Shame is not a popular emotion in America, it seems. We like to get angry and point the finger at others, but to point it at ourselves? We’d rather not. And that itself is a shame, because feeling ashamed can be a first step toward self-examination and positive transformation.

What do we have to be ashamed of? Plenty.

A Festive Weekend

Imagine walking into a party full of people you’ve never met, but whom you know more or less intimately because they’ve been pouring their hearts out into their writing.

Brian, Lisa & Michael

That’s what the Geek Dinner was like. Although there were some programmers and other geeky types there, this event was dominated by bloggers. And as we all know bloggers are a special kind of geek.

I wish I could write more, but time presses, and fortunately others have written more eloquently than I could: Dangerblond, Adrastos, Maitri, Morwen, Loki, Oyster, Kalypso, Ray, Ashley, Sophmom, Lisa and especially Schroeder, who really articulates what this event meant. Thanks to Alan for playing host, and thanks to everyone for being there. I had a blast.

It was hard to top the Geek Dinner, but I think the Clay Therapy & BBQ on Saturday might have done it.

Clay Therapy

MaPó Kinnord-Payton is a ceramic artist, a co-worker, a neighbor and a friend. She came up with the idea for this event a year or two ago — a very simple idea: to invite the University community to play around with clay as a means of relieving some stress and having some fun.

In our crazy post-Katrina environment, this idea seemed better than ever, so I did most of organizational work to make the event happen, including fronting about $300 dollars of my own money for clay and food.

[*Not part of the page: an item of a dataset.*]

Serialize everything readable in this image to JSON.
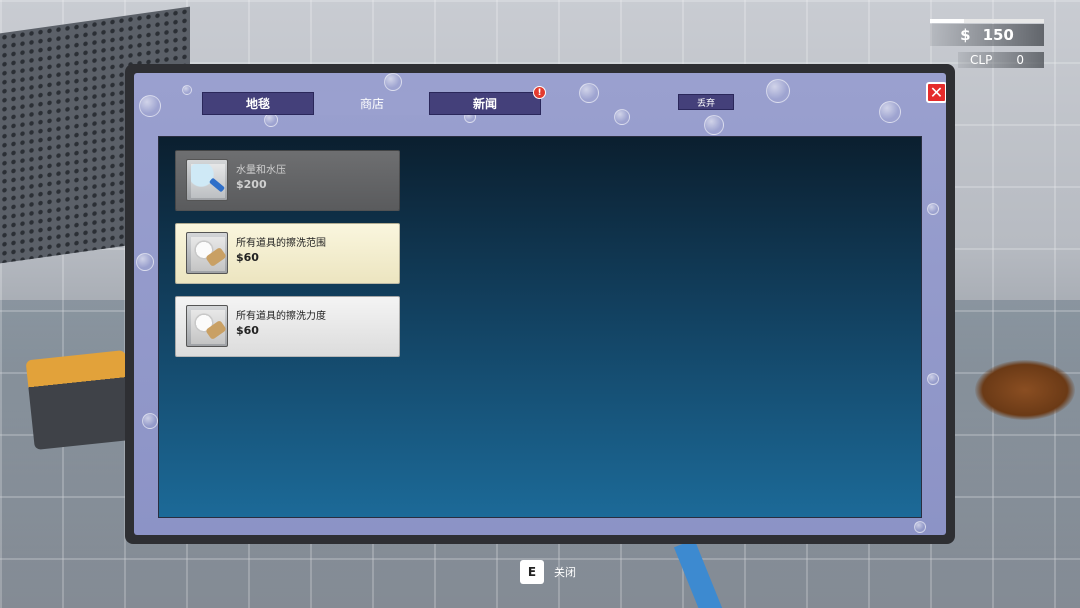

I also had to cook lunch for about 35 people! It was great fun, and thoroughly exhausting.

Guerrillas in Our Midst

Somebody put banners up on the blighted grocery at Carrollton and Claiborne last night:

Carrollton and Claiborne

Walgreens has held the lease on this property for seven years. They haven’t done anything in that time to deal with this festering eyesore. I don’t know who put up the banners, but kudos to them. They are obviously trying to get the word out that Walgreen’s has not been a good neighbor.

Seven Years Blight

Walgreens wants to build on this site. And yet they’ve got a place just down the street at Carrollton and Earhart which they are abandoning.

The guerrillas hit that site too:

Walgreens at Carrollton and Earhart

Walgreens Kills Neighborhoods

Interesting that the guerrillas chose not to spray paint their message on the buildings, but on easily removed bedsheets. Isn’t that considerate? I wish Walgreens would show the same consideration to the community.

Update: If you’re interested in this topic, you must read Seymour D. Fair’s excellent analysis at Third Battle of New Orleans, with site plans and everything.

A Good Day

Today was a good day.

Our garbage was picked up.

Our mail was delivered.

The electricity only went out once, and only for a brief while.

Water pressure in the building where I work increased slightly, so we can now flush the urinal in the men’s room, if you pull on the handle for a long time.

Our contractor got some guys over to caulk and sand and prime the new wood on our house.

I attended a planning meeting in the morning that was entirely civil.

It rained three times, but despite the fact that I rode across town five times, it never rained on me.

And finally, no meeting tonight! I stayed at home and watched a movie.

Who could ask for more?